  4. ^ a b c d Gopnik, Adam (September 12, 2011). "Decline, Fall, Rinse, Repeat". The New Yorker. Retrieved 20 December 2016.
  5. ^ a b c Miller, Laura (2015-06-14). "Culture is dead — again". Salon. Retrieved 17 April 2018.
  6. ^ J.G.A. Pocock, "Between Machiavelli and Hume: Gibbon as Civic Humanist and Philosophical Historian," Daedalus 105:3 (1976), 153–169; and in Further reading: Pocock, EEG, 303–304; FDF, 304–306.
  7. ^ a b c Herman, A. (2010). The Idea of Decline in Western History. Free Press. ISBN 978-1-4516-0313-2. Retrieved 1 August 2022.
  8. ^ a b c d Lewis, Jemima (January 16, 2016). "Why we yearn for the good old days". The Telegraph. Retrieved 20 December 2016.
  9. ^ Dowd, Alan (August 1, 2007). "Declinism". Hoover. Retrieved 21 December 2016.
  10. ^ a b Kagan, Robert (January 10, 2012). "Not Fade Away". New Republic. Retrieved 20 December 2016.
  11. ^ Schaffer, Talia. Literature and Culture at the Fin de Siècle. New York: Longman, 2007. 3.
  12. ^ Meštrović, Stjepan G. The Coming Fin de Siecle: An Application of Durkheim's Sociology to modernity and postmodernism. Oxford; New York: Routledge (1992 [1991]: 2).
  13. ^ Pireddu, Nicoletta. "Primitive marks of modernity: cultural reconfigurations in the Franco-Italian fin de siècle". Romanic Review 97 (3–4), 2006: 371–400.
  14. ^ a b Kwong, Lucas (1 August 2020). "The White Album as Neo-Victorian Fiction of Loss". Interdisciplinary Literary Studies. The Pennsylvania State University Press. 22 (1–2): 52–77. doi:10.5325/intelitestud.22.1-2.0052. ISSN 1524-8429. S2CID 226601738.
  15. ^ a b c Sternhell, Zeev. "Crisis of Fin-de-siècle Thought". International Fascism: Theories, Causes and the New Consensus. London and New York (1998): 169.
  16. ^ a b Payne, Stanley G. A history of fascism, 1914–1945. Oxford: Routledge (1995, 2005): 23–24.
  17. ^ Stephen Kern, Culture of Time and Space, 1880–1918 (Massachusetts & London: Harvard University Press, 1983).
  18. ^ Funnell, Antony (2014-11-04). "American Declinism: has collective fear finally become reality?". ABC Radio National. Retrieved 29 June 2015.
  19. ^ "Declinism resurgent". The Economist. 12 May 2012. Retrieved 28 March 2019.
  20. ^ Hanson, Victor (November 14, 2011). "Beware the boom in American "declinism"". CBS News. Retrieved 20 December 2016.
  21. ^ Joffe, Josef (December 9, 2011). "Declinism's Fifth Wave". The American Interest. Retrieved 20 December 2016.
  22. ^ Engelhardt, Tom (June 13, 2017). "Donald Trump Might Set a Record—for the Biggest Decline of American Power in History". The Nation.

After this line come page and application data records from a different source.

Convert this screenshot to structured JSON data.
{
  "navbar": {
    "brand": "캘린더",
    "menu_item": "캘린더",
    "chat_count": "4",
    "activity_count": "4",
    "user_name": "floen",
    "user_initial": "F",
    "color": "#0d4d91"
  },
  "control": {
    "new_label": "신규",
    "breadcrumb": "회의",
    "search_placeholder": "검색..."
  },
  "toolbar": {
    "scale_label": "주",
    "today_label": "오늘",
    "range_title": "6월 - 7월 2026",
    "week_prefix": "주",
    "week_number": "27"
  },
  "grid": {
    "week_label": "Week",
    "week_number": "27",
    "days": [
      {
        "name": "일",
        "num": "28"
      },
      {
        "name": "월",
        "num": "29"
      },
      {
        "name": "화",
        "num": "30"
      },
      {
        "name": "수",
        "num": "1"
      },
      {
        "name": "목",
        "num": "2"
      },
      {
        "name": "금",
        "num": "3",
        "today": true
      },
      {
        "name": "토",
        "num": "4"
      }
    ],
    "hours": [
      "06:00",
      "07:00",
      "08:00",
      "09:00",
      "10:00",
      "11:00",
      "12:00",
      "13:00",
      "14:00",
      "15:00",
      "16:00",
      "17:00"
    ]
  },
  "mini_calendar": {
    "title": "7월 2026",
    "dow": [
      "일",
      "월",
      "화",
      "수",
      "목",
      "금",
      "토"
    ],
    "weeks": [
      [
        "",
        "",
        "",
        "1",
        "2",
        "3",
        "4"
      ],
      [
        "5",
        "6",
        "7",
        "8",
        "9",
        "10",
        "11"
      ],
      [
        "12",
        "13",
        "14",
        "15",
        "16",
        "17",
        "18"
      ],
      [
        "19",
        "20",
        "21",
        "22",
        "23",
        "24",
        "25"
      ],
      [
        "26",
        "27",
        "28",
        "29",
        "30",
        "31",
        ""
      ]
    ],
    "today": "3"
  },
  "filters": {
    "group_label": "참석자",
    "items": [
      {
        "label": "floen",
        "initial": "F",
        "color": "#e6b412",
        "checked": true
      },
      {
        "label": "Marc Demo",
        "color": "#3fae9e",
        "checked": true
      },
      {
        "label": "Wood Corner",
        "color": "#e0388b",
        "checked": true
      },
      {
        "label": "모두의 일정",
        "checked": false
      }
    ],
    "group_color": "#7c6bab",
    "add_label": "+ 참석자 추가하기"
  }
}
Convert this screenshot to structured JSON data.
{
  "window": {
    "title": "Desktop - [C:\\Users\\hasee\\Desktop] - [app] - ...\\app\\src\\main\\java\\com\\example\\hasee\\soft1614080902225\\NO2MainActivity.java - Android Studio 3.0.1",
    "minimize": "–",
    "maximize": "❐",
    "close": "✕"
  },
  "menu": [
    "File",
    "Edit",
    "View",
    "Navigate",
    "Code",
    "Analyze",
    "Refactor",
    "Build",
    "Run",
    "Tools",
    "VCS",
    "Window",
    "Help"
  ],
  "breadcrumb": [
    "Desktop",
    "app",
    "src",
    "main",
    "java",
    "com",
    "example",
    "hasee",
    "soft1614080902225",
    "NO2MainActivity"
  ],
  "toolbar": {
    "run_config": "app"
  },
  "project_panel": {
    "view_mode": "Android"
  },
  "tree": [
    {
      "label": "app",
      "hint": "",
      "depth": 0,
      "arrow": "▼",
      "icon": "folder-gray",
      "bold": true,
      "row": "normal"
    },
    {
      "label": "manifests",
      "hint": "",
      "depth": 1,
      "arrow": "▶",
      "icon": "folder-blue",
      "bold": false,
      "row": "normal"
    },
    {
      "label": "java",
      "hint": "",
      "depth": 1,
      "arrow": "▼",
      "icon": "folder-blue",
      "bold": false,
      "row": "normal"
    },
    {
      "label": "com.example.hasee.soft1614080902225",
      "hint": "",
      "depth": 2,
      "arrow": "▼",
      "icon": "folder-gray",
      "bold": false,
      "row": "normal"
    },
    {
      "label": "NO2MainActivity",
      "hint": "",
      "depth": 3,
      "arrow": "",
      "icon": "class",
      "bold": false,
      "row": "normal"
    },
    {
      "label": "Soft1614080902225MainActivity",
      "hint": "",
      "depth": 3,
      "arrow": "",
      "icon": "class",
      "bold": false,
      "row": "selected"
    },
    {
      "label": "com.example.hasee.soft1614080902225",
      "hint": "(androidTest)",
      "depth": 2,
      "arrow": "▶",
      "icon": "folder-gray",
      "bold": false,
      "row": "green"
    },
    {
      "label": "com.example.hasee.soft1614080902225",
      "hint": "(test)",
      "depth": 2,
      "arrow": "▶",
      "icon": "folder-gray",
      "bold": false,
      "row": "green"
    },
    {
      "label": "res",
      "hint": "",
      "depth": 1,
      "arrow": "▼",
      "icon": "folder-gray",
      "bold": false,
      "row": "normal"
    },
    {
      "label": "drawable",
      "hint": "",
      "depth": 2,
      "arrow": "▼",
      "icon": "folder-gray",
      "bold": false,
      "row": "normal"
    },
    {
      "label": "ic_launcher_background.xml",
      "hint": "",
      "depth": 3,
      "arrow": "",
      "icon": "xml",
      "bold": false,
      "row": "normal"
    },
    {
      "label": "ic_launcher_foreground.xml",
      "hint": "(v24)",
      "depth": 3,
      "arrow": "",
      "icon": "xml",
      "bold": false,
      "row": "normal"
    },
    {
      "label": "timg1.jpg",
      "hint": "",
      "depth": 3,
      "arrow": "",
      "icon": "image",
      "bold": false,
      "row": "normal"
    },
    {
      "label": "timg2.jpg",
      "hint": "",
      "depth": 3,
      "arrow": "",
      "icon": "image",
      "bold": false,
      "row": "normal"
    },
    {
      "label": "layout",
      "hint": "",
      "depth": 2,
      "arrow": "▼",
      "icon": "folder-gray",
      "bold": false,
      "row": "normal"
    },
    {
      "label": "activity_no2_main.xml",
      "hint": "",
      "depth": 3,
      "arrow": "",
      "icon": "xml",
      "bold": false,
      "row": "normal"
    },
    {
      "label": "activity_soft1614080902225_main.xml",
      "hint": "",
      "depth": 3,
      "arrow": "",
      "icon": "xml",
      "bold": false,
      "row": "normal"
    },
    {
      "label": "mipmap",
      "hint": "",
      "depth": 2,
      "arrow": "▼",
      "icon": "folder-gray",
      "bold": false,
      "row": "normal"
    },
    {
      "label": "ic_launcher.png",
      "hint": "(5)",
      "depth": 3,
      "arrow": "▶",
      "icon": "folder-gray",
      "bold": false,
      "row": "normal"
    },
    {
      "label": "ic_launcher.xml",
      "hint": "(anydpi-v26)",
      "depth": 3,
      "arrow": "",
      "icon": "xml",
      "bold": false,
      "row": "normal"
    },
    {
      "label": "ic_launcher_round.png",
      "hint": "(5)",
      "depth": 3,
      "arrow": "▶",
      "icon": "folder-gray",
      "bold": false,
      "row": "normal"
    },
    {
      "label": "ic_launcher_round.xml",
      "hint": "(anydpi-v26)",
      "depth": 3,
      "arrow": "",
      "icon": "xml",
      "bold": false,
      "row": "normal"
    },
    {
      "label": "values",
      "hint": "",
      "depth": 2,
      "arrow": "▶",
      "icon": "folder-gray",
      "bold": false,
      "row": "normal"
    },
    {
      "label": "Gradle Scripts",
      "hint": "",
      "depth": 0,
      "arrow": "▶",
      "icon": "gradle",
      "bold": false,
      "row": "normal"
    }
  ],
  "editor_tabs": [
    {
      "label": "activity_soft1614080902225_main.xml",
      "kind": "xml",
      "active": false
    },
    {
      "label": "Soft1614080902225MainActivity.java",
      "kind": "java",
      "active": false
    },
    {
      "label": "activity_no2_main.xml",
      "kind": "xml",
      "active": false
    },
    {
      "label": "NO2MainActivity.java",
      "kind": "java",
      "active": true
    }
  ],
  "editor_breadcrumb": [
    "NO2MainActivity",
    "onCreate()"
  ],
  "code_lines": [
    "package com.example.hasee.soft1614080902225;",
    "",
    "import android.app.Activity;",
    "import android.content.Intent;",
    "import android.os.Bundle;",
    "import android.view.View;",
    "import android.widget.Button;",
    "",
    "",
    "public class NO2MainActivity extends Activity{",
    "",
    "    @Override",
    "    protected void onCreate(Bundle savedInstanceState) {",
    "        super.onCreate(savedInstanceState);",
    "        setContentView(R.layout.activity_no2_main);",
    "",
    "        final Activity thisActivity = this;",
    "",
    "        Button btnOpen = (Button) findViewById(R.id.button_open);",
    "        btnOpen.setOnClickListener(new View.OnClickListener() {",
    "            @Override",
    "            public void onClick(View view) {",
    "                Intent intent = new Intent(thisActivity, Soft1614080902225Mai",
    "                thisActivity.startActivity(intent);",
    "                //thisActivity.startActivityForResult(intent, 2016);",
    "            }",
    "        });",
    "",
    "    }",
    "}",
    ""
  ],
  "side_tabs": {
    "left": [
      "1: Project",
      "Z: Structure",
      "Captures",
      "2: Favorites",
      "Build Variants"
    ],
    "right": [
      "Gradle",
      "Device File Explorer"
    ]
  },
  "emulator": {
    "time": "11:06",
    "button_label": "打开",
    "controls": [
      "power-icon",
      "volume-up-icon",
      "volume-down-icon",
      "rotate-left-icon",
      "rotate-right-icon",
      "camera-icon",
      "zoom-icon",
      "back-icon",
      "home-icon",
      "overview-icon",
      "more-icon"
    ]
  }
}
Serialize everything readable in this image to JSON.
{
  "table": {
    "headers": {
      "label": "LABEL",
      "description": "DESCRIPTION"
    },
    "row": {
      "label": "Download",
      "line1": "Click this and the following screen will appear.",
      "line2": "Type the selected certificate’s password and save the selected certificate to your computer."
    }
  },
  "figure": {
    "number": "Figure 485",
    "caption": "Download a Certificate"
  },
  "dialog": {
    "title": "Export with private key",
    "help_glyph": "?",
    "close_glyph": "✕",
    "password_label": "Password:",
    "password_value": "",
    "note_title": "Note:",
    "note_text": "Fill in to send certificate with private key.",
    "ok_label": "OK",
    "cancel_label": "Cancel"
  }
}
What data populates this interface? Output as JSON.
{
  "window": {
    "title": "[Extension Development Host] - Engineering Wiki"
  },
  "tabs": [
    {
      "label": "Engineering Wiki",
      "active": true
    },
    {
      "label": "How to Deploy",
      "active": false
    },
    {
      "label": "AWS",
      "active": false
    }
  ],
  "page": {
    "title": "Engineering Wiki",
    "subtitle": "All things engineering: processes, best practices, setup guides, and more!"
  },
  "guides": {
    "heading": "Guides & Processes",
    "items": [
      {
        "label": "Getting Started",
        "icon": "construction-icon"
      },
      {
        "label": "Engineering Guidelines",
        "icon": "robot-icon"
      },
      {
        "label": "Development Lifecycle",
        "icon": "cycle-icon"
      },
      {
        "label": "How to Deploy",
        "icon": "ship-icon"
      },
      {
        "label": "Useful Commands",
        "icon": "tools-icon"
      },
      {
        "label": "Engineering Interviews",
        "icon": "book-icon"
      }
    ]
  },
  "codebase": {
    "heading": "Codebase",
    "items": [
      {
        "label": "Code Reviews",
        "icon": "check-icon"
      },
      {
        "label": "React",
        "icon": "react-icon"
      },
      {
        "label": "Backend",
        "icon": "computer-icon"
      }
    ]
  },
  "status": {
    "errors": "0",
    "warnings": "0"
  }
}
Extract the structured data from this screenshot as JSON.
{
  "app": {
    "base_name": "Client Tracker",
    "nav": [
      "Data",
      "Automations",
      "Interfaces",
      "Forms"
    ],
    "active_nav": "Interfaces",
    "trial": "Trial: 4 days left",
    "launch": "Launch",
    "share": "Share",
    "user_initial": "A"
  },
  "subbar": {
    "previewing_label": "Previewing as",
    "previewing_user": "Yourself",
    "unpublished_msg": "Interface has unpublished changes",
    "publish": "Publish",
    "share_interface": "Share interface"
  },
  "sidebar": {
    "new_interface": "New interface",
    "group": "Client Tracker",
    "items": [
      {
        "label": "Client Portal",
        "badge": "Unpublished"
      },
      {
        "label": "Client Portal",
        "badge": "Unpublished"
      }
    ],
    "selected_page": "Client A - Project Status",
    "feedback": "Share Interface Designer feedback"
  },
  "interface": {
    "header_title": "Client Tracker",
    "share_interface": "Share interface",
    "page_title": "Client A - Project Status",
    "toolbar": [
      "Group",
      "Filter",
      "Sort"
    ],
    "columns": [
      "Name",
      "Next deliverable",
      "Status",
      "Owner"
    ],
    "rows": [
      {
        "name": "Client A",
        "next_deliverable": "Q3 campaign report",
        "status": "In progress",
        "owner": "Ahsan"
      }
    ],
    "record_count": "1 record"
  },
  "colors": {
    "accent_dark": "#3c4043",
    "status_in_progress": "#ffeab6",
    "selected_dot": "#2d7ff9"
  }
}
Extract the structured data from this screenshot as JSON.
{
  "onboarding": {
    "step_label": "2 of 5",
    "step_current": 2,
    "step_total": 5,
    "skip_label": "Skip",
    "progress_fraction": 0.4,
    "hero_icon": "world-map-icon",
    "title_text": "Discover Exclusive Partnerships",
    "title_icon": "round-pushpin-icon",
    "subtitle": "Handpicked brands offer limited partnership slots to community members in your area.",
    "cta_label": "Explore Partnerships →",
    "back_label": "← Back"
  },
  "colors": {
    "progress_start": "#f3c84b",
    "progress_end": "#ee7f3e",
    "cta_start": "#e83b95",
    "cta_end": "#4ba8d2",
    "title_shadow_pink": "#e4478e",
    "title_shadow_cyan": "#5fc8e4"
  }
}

Retrieved 14 June 2017.
  23. ^ Tombs, Robert (8 July 2017). "The myth of Britain's decline". The Spectator. Retrieved 17 April 2018.
  24. ^ a b Stille, Alexander (2014-12-11). "The French Obsession With National Suicide". The New Yorker. Archived from the original on 2014-12-18. Retrieved 2021-12-05.
  25. ^ a b c Donadio, Rachel (3 February 2017). "France's Obsession With Decline Is a Booming Industry". The New York Times. Retrieved 20 April 2018.
  26. ^ Lilla, Mark. "France: A Strange Defeat". ISSN 0028-7504. Retrieved 2021-12-05.
  27. ^ McCormick, Ty (8 Oct 2012). "Declinism Is America and Mitt Can Too". Foreign Policy. Retrieved 29 June 2015.